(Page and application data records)
=== Begin Enclosure ===

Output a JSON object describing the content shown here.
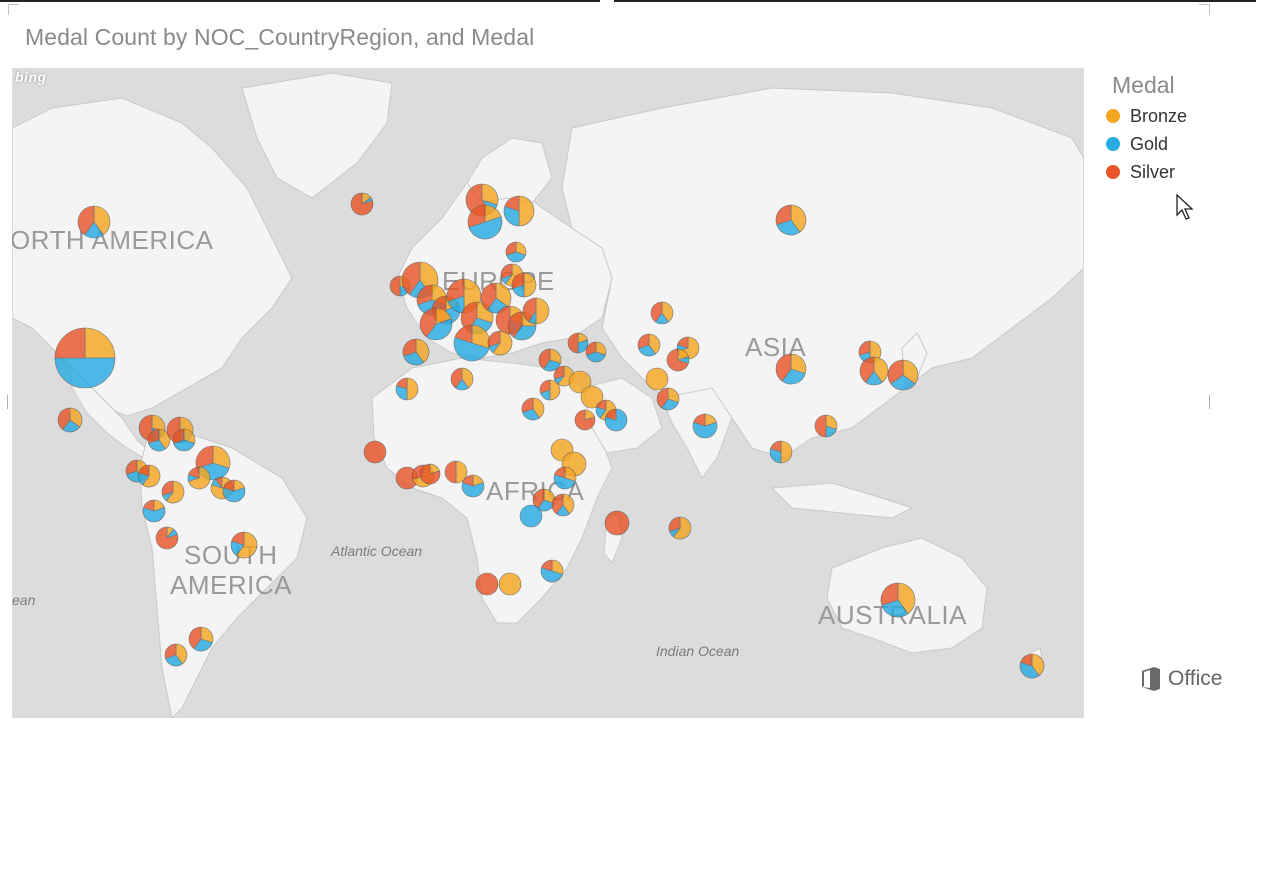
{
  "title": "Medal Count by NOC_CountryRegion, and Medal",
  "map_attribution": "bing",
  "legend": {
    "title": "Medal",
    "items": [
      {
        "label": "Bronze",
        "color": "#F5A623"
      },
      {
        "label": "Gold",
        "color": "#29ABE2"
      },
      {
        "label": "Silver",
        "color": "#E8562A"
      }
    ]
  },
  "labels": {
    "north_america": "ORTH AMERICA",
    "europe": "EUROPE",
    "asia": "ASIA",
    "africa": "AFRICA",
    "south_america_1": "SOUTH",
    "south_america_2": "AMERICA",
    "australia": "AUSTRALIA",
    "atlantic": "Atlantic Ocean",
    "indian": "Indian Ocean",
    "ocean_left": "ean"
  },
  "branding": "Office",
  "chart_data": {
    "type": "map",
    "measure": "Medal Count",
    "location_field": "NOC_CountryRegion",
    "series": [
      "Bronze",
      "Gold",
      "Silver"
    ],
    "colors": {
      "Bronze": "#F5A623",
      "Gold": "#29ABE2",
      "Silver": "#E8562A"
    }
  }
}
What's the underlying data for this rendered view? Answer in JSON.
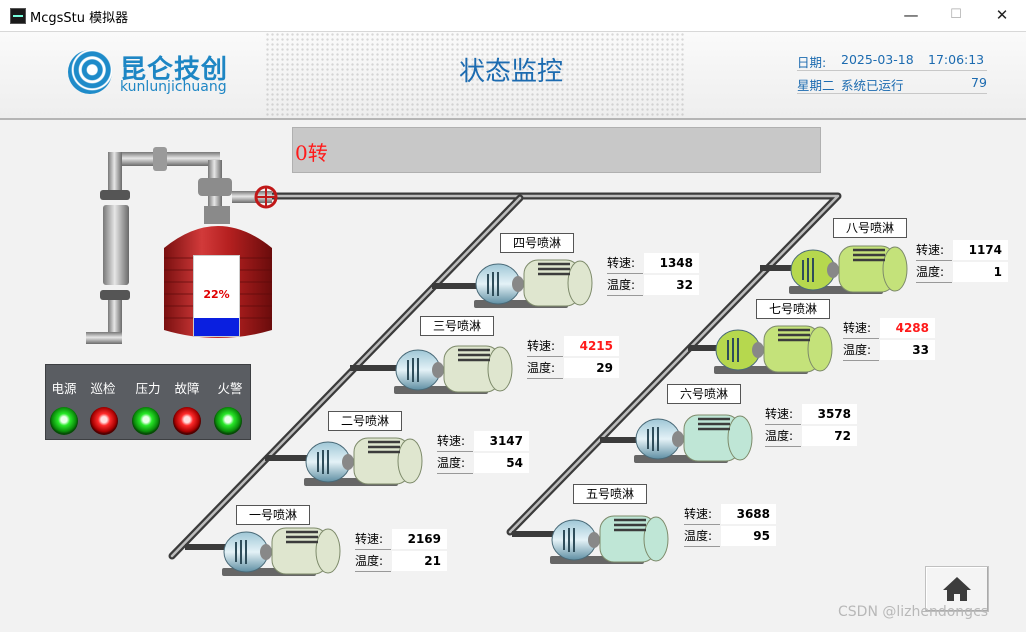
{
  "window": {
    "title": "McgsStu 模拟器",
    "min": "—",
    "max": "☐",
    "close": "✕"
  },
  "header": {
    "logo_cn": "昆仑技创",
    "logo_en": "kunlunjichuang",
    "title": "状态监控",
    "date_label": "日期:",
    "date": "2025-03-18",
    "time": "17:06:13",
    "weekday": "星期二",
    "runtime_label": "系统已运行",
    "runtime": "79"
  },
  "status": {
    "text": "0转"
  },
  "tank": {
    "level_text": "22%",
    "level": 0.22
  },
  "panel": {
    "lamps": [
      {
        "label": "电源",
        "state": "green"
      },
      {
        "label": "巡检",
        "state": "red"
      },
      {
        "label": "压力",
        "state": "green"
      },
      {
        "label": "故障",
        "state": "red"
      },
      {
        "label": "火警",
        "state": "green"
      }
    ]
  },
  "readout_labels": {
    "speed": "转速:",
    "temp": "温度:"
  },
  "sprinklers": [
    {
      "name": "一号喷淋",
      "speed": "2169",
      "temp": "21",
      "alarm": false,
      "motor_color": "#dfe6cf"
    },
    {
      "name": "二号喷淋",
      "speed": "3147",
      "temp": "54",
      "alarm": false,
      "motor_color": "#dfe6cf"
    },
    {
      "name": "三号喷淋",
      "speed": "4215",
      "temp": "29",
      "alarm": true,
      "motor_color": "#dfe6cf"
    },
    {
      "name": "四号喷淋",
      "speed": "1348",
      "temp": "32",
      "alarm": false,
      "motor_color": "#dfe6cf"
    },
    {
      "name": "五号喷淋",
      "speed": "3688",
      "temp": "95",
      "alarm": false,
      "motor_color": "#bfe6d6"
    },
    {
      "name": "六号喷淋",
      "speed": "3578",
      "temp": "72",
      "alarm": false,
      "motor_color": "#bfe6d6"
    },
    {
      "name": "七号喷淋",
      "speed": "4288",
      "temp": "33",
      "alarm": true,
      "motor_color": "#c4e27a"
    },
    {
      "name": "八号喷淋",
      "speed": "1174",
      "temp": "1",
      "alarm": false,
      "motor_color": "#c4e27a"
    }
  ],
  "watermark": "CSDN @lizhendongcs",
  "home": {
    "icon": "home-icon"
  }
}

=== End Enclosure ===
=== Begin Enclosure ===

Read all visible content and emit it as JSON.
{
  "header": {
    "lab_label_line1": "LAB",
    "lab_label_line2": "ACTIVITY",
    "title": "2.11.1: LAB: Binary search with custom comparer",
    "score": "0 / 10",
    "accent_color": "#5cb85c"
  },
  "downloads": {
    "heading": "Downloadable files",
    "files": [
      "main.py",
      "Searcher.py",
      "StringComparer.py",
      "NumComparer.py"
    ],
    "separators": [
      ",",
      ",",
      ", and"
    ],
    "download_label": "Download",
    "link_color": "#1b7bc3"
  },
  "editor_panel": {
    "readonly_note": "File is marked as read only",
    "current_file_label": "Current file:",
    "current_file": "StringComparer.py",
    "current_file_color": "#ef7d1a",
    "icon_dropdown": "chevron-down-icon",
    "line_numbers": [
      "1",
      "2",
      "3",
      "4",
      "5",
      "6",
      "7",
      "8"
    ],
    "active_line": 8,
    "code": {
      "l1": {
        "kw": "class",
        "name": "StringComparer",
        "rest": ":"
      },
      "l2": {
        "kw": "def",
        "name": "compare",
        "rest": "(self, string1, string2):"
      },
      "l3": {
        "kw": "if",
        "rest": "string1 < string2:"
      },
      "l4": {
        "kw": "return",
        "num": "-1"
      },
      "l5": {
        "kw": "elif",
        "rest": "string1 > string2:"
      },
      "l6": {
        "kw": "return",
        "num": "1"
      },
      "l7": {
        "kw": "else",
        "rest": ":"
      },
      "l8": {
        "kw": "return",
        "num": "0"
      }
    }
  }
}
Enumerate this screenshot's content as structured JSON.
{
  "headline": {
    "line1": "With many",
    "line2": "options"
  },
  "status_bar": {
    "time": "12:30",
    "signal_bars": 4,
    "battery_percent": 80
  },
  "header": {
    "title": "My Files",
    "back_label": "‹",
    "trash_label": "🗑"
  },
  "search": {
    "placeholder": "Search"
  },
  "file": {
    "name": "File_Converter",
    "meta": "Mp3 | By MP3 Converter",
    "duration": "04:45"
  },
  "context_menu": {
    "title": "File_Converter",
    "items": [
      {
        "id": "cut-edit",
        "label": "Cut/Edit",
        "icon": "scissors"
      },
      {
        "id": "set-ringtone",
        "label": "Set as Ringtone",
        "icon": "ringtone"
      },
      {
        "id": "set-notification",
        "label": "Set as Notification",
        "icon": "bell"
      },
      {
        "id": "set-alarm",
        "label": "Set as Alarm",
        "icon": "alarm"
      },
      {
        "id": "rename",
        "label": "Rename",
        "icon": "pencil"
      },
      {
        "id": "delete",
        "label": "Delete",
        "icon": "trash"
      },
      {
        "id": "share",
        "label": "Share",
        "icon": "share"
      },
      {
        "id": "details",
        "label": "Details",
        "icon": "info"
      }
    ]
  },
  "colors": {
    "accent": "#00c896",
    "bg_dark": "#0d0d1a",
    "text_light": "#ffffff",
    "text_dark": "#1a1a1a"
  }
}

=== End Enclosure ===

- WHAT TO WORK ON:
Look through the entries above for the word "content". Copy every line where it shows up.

- RESULT FOR THIS TASK:
Output a JSON object describing the content shown here.
Read all visible content and emit it as JSON.
Enumerate this screenshot's content as structured JSON.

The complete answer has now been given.